But 10 years earlier, it was a "kidcom" that successfully took on the alternate timeline challenge. Malcolm in the Middle was something of a modern spin on Leave It to Beaver, in that its point of view was from children befuddled by the adult world. The big difference was that on Beaver, grown-ups were mysterious but presumed to be wise, while on Malcolm, the adults often were as stupid as they seemed. And they didn't have much to hide, as proven by the opening-credits shot of Mom shaving Dad's back hair in the kitchen.
"Bowling" is about the different parenting styles of permissive Hal (Bryan Cranston) and overbearing Lois (Jane Kaczmarek). Depending on the timeline, one takes brothers Malcolm and Reese to a bowling party (with girls!) and the other stays home with little Dewey, who's been grounded for unspecified actions involving a neighbor's parakeet.
Lois: (to herself, after she decides to stay as a chaperone) You could cut the hormones around here with a knife. What kind of parent would leave these kids alone with themselves?
Hal: (in the alternate timeline, going off to play by himself at the opposite end of the bowladrome) OK, kids, see you in a couple of hours!
The episode keeps alternating timelines, with Dewey having no trouble manipulating Hal but having to be more subtle with Lois. (In the end, he gets to stay up and watch TV, but only C-SPAN.) At the bowling alley, we see a different mob scene in each scenario, one cheering on Hal as he approaches a perfect game and the other jeering Malcolm, at his most Charlie Brown-like, as he throws gutter balls.
Malcolm: (holding a bowling ball with the inscription "Connie") Can't I at least use a boy's ball?
Lois: No! You've knocked down five pins since switching to that one!
At first, it seems more fun with Hal at the bowling alley, but Lois's discipline does prevent Reese from telling a girl a stupid joke that ends with him spitting in her face. And Malcolm does get his first kiss with a pretty classmate, even if Lois puts an abrupt end to it.
So there's no real "dark timeline" the way there is in "Remedial Chaos Theory," but to a teenager, practically every moment with your parents is a dark timeline.
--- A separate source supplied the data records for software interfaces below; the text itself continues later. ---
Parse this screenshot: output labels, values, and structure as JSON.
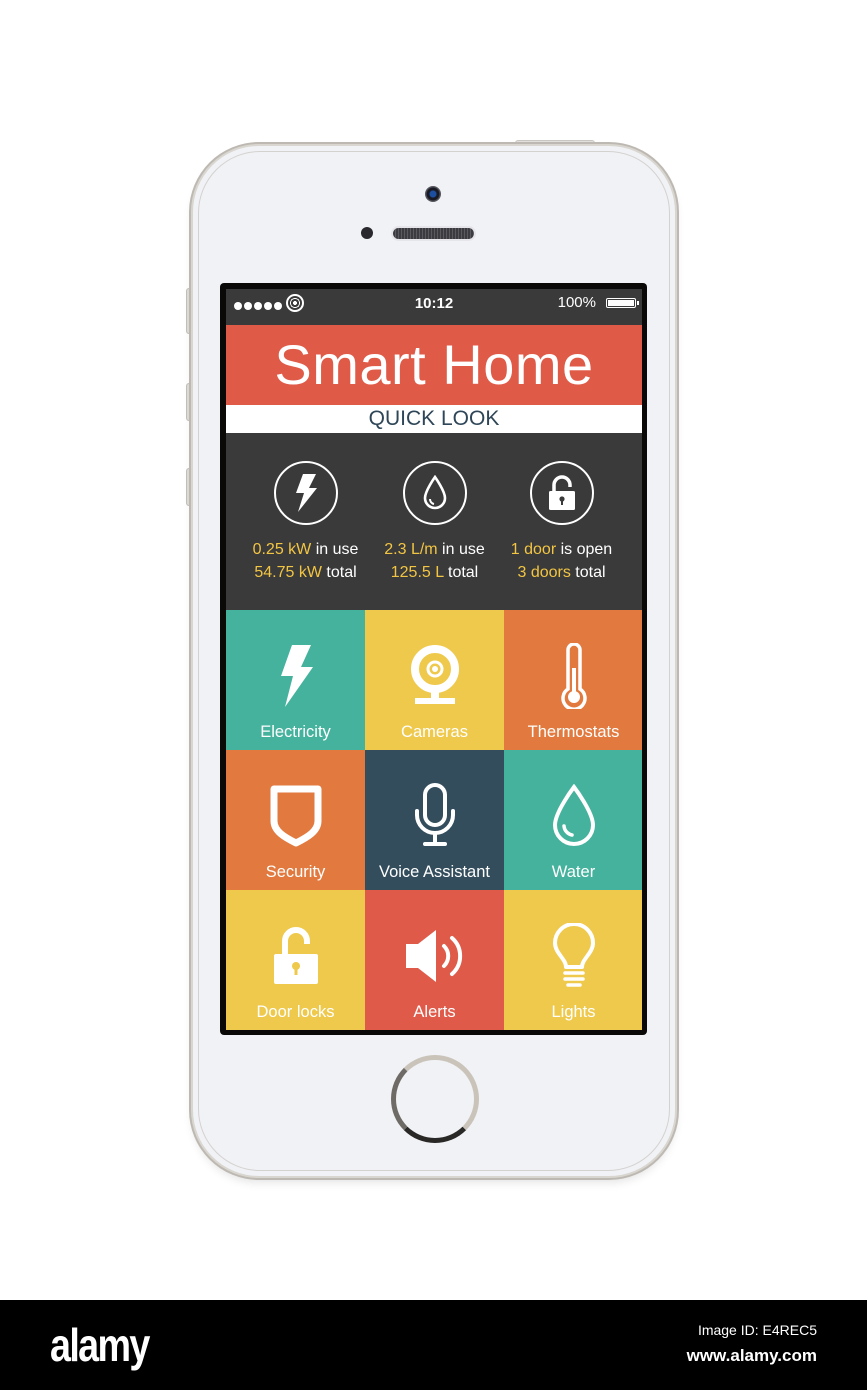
{
  "statusbar": {
    "signal_dots": 5,
    "time": "10:12",
    "battery_percent_label": "100%",
    "battery_level": 1.0
  },
  "header": {
    "title": "Smart Home",
    "subtitle": "QUICK LOOK"
  },
  "quick_look": [
    {
      "icon": "lightning-icon",
      "line1_value": "0.25 kW",
      "line1_text": " in use",
      "line2_value": "54.75 kW",
      "line2_text": " total"
    },
    {
      "icon": "water-drop-icon",
      "line1_value": "2.3 L/m",
      "line1_text": " in use",
      "line2_value": "125.5 L",
      "line2_text": " total"
    },
    {
      "icon": "unlocked-padlock-icon",
      "line1_value": "1 door",
      "line1_text": " is open",
      "line2_value": "3 doors",
      "line2_text": " total"
    }
  ],
  "tiles": [
    {
      "label": "Electricity",
      "icon": "lightning-icon",
      "color": "#45b29d"
    },
    {
      "label": "Cameras",
      "icon": "webcam-icon",
      "color": "#efc94c"
    },
    {
      "label": "Thermostats",
      "icon": "thermometer-icon",
      "color": "#e27a3f"
    },
    {
      "label": "Security",
      "icon": "shield-icon",
      "color": "#e27a3f"
    },
    {
      "label": "Voice Assistant",
      "icon": "microphone-icon",
      "color": "#334d5c"
    },
    {
      "label": "Water",
      "icon": "water-drop-icon",
      "color": "#45b29d"
    },
    {
      "label": "Door locks",
      "icon": "unlocked-padlock-icon",
      "color": "#efc94c"
    },
    {
      "label": "Alerts",
      "icon": "speaker-icon",
      "color": "#df5a49"
    },
    {
      "label": "Lights",
      "icon": "lightbulb-icon",
      "color": "#efc94c"
    }
  ],
  "colors": {
    "header_red": "#e05a48",
    "subheader_text": "#2e4657",
    "quicklook_bg": "#3a3a3a",
    "highlight_yellow": "#f2c543"
  },
  "footer": {
    "logo": "alamy",
    "image_id": "Image ID: E4REC5",
    "site": "www.alamy.com"
  }
}
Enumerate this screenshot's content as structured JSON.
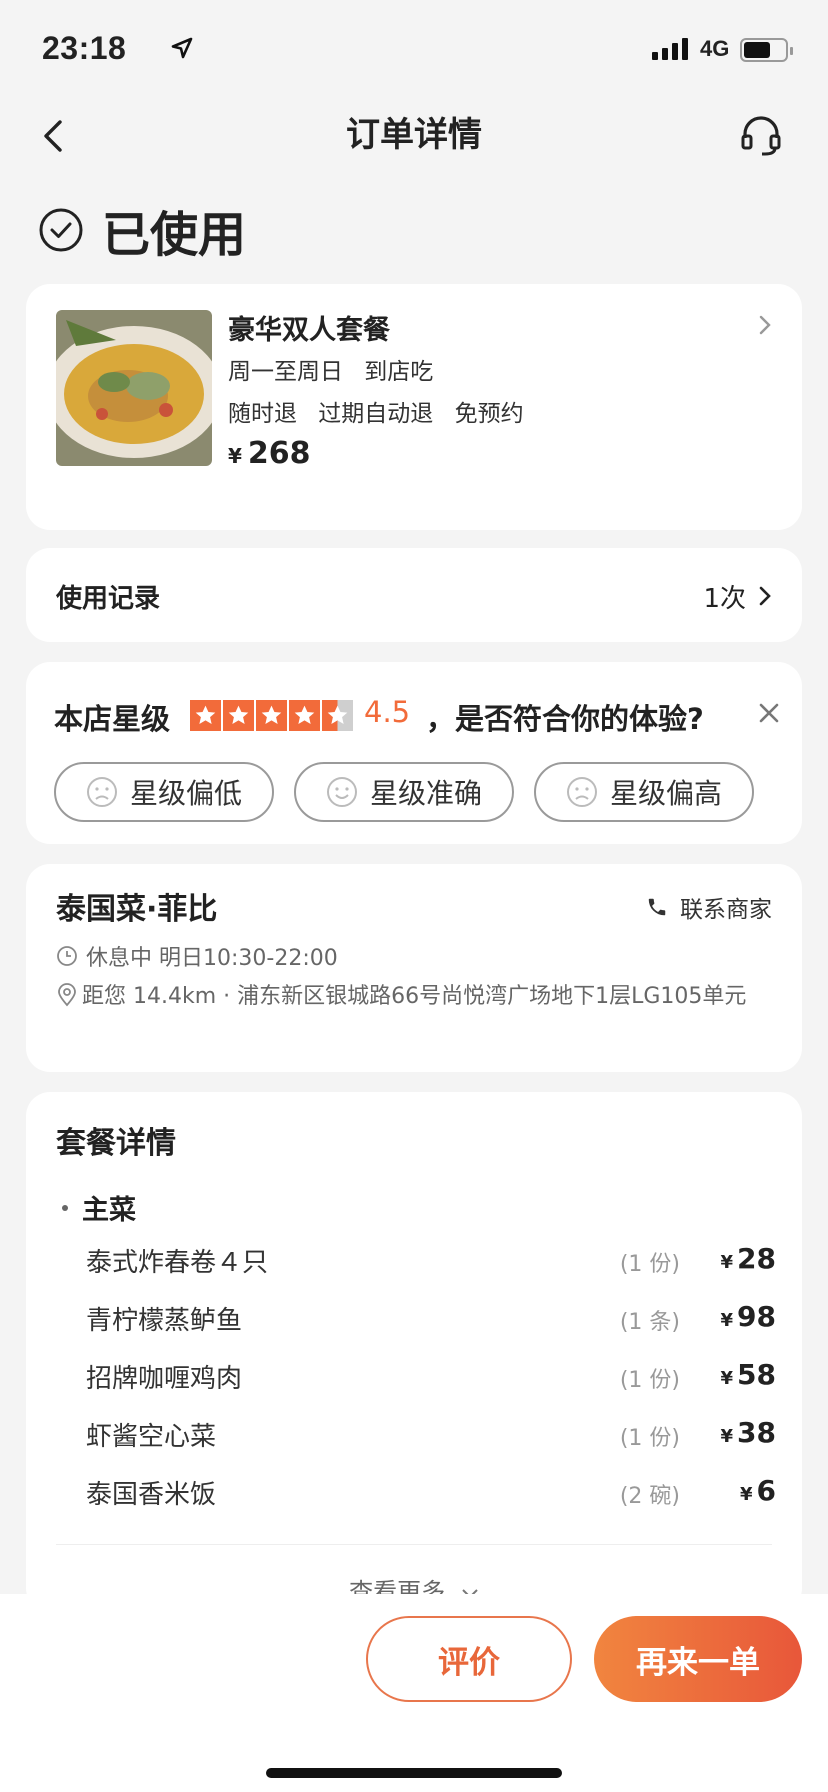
{
  "status_bar": {
    "time": "23:18",
    "network": "4G",
    "battery_level": 0.65
  },
  "nav": {
    "title": "订单详情",
    "back_icon": "chevron-left-icon",
    "service_icon": "headset-icon"
  },
  "order_state": {
    "label": "已使用",
    "icon": "check-circle-icon"
  },
  "product": {
    "name": "豪华双人套餐",
    "schedule": "周一至周日 到店吃",
    "policies": "随时退 过期自动退 免预约",
    "currency": "¥",
    "price": "268"
  },
  "usage_record": {
    "label": "使用记录",
    "count": "1次"
  },
  "rating": {
    "label": "本店星级",
    "stars": 4.5,
    "score": "4.5",
    "question": "，是否符合你的体验?",
    "options": [
      "星级偏低",
      "星级准确",
      "星级偏高"
    ],
    "accent": "#f26b3a"
  },
  "shop": {
    "name": "泰国菜·菲比",
    "contact_label": "联系商家",
    "hours": "休息中 明日10:30-22:00",
    "address": "距您 14.4km · 浦东新区银城路66号尚悦湾广场地下1层LG105单元"
  },
  "package": {
    "title": "套餐详情",
    "section": "主菜",
    "items": [
      {
        "name": "泰式炸春卷４只",
        "qty": "(1 份)",
        "price": "28"
      },
      {
        "name": "青柠檬蒸鲈鱼",
        "qty": "(1 条)",
        "price": "98"
      },
      {
        "name": "招牌咖喱鸡肉",
        "qty": "(1 份)",
        "price": "58"
      },
      {
        "name": "虾酱空心菜",
        "qty": "(1 份)",
        "price": "38"
      },
      {
        "name": "泰国香米饭",
        "qty": "(2 碗)",
        "price": "6"
      }
    ],
    "currency": "¥",
    "more_label": "查看更多"
  },
  "actions": {
    "review": "评价",
    "reorder": "再来一单"
  }
}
And as "Bowling" shows, no matter what they decide, you're going to be embarrassed.
•Hal's insistence on following a complicated good-luck routine every time he rolls the ball (taking a sip of soda, unzipping his fly, etc.) is a hilarious foreshadowing of Bryan Cranston's role as the routine-obsessed Walter White on Breaking Bad.
•On the other hand, I rarely find it funny when an adult beats up a child, as when a stranger thrashes Reese for accidently hitting him with a bowling ball, and this episode is not an exception to the rule.
•Malcolm in the Middle streams on Netflix, but I could find only the briefest of clips on YouTube.